The numbers were about on a par with what we might have expected to catch on our usual area, but there was nothing especially unusual. As a bonus, we did catch a control Chiffchaff and Blackcap that was ringed earlier this summer at Stanwell Moor.

Juvenile Blackcap with aberant plumage showing particularly 
well in feathers of the rump and greater coverts.


Totals: 71 (3)

Robin - 1
Wren - 1
Cetti's Warbler - 1
Sedge Warbler - 1
Reed Warbler - 5
Whitethroat - 1
Garden Warbler - 1
Blackcap - 51 (1)
Chiffchaff - 6 (1 control)
Willow Warbler - 2 (1)
Blue Tit - 1


8th September

We returned to our usual area of Wraysbury, deciding that we'd have a slightly later start than normal. On arrival there were hundreds of hirundines overhead, on some of the bushes and on the fence. Our plans to put six nets up in the usual places were immediately revised and a double and single were placed in the open with Swallow and House Martins playing. We then put up the three closest nets of our original plan.

The double began to catch and we then saw that all the birds coming in were House Martins. There was only the first capture and after that the birds moved higher and stopped coming to the nets. Half the catch came from the hirundine nets with the other half from the other three nets.
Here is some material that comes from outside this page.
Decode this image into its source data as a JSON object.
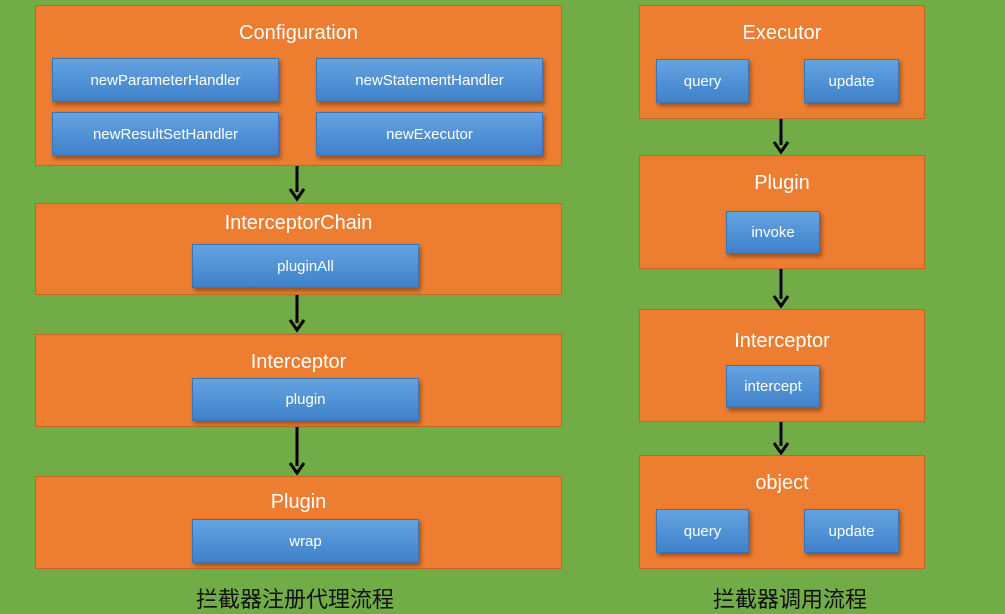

It's always nice to break into triple figures.

This was a rare opportunity and two members of the other team from our group came over to get some experience of House Martin, in the hand.

House Martin aged 3

Lesser Whitethroat

Totals: 93 (8)

House Martin - 50
Robin - 1
Blackbird - 1
Reed Warbler - 1
Lesser Whitethroat - 2
Whitethroat - 1
Blackcap - 20 (1)
Chiffchaff - 5 (4)
Willow Warbler - 4
Goldcrest - 1
Long-tailed Tit - 6
Blue Tit - 1 (2)
Great Tit - 0 (1)